“I can recall some words which my grandmother used, like ‘spuggy’ meaning a sparrow, or ‘netty’ meaning a toilet, which were very familiar to me, but which are little used outside the northeast of England, where grandma lived,” Gilliver, the OED Associate Editor, told IANS in an email interview.

He said he brought these words with him as “just about everyone, who comes to work for the OED, brings some regional dialect words, which they learned when they were young, and which are not familiar to people from other regions”.

There are now entries in the dictionary for both words, which exhibits that their history can be traced back over 100 years, actually 200 years in the case of “netty”.

“I think there must be similar words in every region of the English-speaking world, which are very familiar to people living there but little known outside the region; we are glad to learn about such words, so that we can research them and consider adding them to the OED,” Gilliver said.

Closer home in India, almost everyone can certainly recall a moment when a word in their native language—the language they’ve known and used for years at home—baffles people from other parts of our own country.

Again, most such words are common in speech but some are rarely written down and so they can easily escape the attention of dictionary editors.

There are also many English words, commonly used in India, that haven’t found space in English dictionaries.

English words, new entries in English dictionaries
English Words: How Words from Different Languages Find Their Way into English Dictionaries, Image: Wikimedia Commons.

Angus Stevenson, OED’s Head of Content Development, said that their dictionaries of current English, in particular the online text, contains many hundreds of examples of Indian English as well, and many that derive from Hindi and other Indian languages.

“We are particularly interested in words such as ‘air-dash’, ‘batchmate’, and ‘calling bell’, which are genuine examples of an Indian variety of English, and would very much like to expand our coverage,” Stevenson said.

Yo may also like to read: If you look carefully at English you will see Sanskrit hidden everywhere: Jeffrey Armstrong

“We are planning projects to gather and define words from Indian and other under-represented areas of English—for example, we cover South African English but have not yet attempted to describe the English used in other parts of the African continent,” he added.

The first English dictionary goes back to at least the 16th century and the era of the Renaissance, which was a time, somewhat like our own, in which there was a huge amount of rapid change, and many new influences on the English language.

“The first Oxford dictionary of English was the OED, first published between 1884 and 1928.”

The OED claims to draw on expertise from all around the world.
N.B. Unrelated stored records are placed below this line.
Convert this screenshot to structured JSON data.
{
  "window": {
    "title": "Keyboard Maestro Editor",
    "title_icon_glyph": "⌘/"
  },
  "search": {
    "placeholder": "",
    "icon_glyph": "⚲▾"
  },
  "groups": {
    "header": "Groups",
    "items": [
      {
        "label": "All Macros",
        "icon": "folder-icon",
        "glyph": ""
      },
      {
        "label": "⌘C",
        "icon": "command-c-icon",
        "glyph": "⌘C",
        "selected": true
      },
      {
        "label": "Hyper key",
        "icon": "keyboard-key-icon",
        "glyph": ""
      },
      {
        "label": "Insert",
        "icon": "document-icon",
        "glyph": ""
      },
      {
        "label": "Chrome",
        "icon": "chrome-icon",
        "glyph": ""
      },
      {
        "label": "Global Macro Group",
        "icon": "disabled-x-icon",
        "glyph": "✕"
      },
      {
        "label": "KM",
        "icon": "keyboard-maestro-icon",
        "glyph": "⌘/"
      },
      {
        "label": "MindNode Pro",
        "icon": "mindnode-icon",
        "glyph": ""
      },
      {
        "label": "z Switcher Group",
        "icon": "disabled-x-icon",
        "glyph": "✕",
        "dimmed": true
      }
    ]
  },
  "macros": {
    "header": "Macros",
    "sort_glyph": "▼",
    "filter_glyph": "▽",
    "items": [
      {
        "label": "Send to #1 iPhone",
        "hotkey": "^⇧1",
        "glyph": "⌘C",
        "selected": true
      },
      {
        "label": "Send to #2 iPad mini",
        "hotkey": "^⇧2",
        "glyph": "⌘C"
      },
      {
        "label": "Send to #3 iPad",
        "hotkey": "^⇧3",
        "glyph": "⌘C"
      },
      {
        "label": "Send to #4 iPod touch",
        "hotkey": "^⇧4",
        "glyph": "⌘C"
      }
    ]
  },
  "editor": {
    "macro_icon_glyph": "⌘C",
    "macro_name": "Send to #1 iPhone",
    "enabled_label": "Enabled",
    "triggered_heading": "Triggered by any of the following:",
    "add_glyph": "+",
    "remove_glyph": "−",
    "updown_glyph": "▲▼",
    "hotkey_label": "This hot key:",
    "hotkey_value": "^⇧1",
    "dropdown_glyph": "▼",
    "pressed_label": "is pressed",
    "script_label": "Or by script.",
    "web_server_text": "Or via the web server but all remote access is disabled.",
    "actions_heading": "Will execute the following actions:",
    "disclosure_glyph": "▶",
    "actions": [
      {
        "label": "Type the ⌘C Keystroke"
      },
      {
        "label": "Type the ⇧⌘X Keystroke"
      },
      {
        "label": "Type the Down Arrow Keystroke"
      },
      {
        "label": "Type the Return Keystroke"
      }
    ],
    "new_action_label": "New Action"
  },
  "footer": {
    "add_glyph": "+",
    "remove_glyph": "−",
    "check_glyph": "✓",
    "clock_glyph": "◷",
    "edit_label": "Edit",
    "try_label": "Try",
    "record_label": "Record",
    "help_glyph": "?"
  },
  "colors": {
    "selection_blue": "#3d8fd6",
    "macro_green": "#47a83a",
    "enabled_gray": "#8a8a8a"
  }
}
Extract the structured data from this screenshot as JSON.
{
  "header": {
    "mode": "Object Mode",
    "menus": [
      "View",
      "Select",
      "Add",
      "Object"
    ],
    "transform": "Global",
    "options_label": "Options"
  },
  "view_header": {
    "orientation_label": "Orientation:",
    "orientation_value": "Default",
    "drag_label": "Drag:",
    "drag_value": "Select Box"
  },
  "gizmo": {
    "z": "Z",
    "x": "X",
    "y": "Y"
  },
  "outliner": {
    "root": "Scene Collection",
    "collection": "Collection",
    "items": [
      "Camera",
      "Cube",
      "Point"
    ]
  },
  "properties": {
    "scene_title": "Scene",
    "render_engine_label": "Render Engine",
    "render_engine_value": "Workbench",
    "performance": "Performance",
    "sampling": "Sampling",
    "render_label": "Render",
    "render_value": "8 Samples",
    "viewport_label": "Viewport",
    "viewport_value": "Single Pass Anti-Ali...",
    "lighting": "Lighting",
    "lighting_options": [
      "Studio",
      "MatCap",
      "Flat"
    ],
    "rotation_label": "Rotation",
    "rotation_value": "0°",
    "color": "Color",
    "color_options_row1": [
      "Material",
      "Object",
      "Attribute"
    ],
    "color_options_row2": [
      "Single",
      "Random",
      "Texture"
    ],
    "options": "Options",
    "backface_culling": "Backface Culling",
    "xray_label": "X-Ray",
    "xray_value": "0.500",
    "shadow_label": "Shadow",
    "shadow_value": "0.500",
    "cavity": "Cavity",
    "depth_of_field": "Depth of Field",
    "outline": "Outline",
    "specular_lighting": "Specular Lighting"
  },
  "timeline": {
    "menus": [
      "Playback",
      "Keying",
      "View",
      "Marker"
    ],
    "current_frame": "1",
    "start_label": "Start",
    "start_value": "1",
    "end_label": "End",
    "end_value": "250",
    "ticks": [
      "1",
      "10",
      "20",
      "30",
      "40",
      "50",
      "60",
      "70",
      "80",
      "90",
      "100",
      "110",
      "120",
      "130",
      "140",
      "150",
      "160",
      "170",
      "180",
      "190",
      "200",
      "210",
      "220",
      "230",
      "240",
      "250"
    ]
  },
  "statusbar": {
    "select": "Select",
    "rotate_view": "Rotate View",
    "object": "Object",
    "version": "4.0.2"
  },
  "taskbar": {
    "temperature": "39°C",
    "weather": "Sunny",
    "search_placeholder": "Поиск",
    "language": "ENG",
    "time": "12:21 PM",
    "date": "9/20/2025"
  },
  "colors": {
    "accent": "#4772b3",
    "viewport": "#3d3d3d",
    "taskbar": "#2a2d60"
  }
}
Their lexicographers are not confined to the UK, according to Judy Pearsall, Dictionaries Director at OED.

“The OED focuses on usage wherever in the world English is spoken and used. We have a large team of editors in the UK, but we also have consultants and colleagues from a much wider field and we rely on the whole team to ensure that our outlook is global and outward-facing, just like the English language itself,” she said.

With the rise of social media networking, usage of acronyms and abbreviations are also on the rise. What is still the need to have dictionary words?

“For us at Oxford Dictionaries, words are ‘dictionary words’, as long as they are used, and that includes abbreviations and acronyms,” said Pearsall.

Also readThe Indian influence on English Language

“The OED looks to include terms that originated on social media, such as LOL, just as much as any other words.

“We regard all of them as part of the language, and recognize that people use and need both,” she maintained. (IANS)